Buddy and I go back a long time. I started him under saddle and was the reason he ended up at Dun-Pikin, where Megan fell in love with him and bought him.
He Was Always A Sturdy Pony
Throughout his eventing and dressage career Buddy was sturdy as could be. Rarely even having a hoof abscess. He worked hard in his younger days, so now that he is older (24), he definitely is showing signs of wear and tear.
Buddy has been intermittently lame and basically retired for the last few years. He has been living out his life and enjoying retirement.
Buddy injured himself in his stall last week on Thursday, he most likely was kicking at the walls and hurt himself that way. Buddy has been know to kick the stall walls, he has been doing it for years but it finally caught up with him.
Thursday morning he could hardly move around his stall and was totally non weight bearing on his left hind. We wrapped his legs, gave him some bute and decided we would give it a day to see how he (hopefully) improves.
Time For The Vet
On Friday, Buddy was shaking and sweating. He was obviously very anxious. Which was telling to us in how bad he must have felt because this behavior is not typical of Buddy.
The vet X-rayed is leg fearing he had fractured something. They hoof tested his feet to see if perhaps it was a deep hoof abscess. No fractures and no signs of abscess.
They decided to treat for a bacterial infection. We came home from the vet with a treatment plan of medication. Doxycycline and Dexamethasone. And of course, bute, the go to horse anti-inflammatory.
He is to be on stall rest. No turn out. If he is up to it he can be hand walked a few minutes during the day.
Buddy has been on this treatment plan since Friday, and unfortunately we have not seen that much improvement.
I Will Spare You The Yucky Pictures!
We have been taking pictures of his leg everyday to make it easier to track his progress. Also, we could always send them to the vet if she wanted to see how he was and couldn’t come out.
I have a feeling that the vet will be back out for Buddy.
Lots Of People Taking Care Of Him
Besides his owner, Buddy has a lot of us taking care of him, monitoring him and doing our best to keep him comfortable.
Aside from Kemerton, Buddy is the only other horse I would consider the “King” of the farm. He is getting the royal treatment! And will continue to until he is better!

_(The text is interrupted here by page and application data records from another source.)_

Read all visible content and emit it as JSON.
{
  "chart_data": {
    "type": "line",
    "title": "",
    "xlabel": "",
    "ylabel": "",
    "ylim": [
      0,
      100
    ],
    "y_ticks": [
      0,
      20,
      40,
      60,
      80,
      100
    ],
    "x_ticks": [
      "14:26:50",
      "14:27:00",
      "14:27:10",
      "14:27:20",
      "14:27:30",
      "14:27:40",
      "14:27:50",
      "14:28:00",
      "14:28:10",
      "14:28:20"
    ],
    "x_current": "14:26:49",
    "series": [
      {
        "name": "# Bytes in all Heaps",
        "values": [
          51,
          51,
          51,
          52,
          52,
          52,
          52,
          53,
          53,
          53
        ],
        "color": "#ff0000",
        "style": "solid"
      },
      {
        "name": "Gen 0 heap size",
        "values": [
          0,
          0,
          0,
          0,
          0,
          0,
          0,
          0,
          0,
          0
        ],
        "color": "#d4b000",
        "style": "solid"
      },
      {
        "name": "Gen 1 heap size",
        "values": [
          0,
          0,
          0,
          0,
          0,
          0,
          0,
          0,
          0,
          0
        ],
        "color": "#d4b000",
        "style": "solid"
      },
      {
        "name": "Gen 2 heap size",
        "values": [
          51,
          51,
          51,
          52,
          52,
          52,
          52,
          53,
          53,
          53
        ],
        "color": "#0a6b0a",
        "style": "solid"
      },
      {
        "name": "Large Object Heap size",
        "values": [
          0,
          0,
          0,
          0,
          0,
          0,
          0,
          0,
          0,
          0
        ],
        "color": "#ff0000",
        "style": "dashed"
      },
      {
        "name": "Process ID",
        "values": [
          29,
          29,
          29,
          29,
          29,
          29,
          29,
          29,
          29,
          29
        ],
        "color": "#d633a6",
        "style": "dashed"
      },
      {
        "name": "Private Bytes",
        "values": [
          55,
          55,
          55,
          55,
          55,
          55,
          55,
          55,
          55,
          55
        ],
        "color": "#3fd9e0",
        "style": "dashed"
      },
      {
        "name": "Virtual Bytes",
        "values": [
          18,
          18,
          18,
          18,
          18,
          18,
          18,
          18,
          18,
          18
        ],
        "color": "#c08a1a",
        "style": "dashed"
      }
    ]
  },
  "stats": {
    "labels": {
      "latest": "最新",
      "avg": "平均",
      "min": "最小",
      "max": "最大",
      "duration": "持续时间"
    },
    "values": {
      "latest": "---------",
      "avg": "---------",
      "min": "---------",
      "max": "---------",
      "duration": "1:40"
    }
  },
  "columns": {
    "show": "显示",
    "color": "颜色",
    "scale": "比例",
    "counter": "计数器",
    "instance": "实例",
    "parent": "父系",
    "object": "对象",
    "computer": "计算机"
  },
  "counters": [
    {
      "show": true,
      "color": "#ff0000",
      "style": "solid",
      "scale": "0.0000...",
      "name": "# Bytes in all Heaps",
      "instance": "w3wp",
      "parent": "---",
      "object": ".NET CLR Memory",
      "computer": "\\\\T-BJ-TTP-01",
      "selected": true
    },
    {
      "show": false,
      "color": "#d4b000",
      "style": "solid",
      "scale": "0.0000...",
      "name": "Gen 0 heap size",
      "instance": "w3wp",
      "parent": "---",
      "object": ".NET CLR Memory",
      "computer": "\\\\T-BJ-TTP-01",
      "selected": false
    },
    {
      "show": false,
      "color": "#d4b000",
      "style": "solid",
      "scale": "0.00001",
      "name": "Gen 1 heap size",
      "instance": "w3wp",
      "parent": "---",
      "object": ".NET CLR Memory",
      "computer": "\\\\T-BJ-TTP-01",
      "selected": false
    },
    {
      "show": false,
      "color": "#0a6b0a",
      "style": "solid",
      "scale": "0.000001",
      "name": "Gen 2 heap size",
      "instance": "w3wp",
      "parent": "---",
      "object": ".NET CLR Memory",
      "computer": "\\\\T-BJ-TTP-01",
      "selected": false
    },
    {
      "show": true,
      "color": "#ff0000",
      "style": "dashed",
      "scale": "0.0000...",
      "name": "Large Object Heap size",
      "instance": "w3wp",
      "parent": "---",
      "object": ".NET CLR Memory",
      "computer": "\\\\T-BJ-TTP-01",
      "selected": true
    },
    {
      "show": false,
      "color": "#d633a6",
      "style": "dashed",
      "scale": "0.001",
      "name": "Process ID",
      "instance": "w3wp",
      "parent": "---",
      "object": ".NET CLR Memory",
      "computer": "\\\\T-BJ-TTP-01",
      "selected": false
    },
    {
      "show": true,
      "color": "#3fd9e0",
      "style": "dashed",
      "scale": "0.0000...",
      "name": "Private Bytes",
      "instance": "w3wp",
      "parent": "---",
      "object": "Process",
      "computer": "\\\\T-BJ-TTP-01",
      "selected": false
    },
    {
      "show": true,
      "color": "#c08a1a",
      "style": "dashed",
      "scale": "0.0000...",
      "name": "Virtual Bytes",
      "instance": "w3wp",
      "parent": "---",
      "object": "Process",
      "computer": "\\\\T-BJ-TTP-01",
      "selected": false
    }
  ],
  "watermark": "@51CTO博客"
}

I will keep you posted on his progress!
January 24 Is ….
National Beer Can Appreciation Day
National Compliment Day
National Peanut Butter Day
Video Of The Day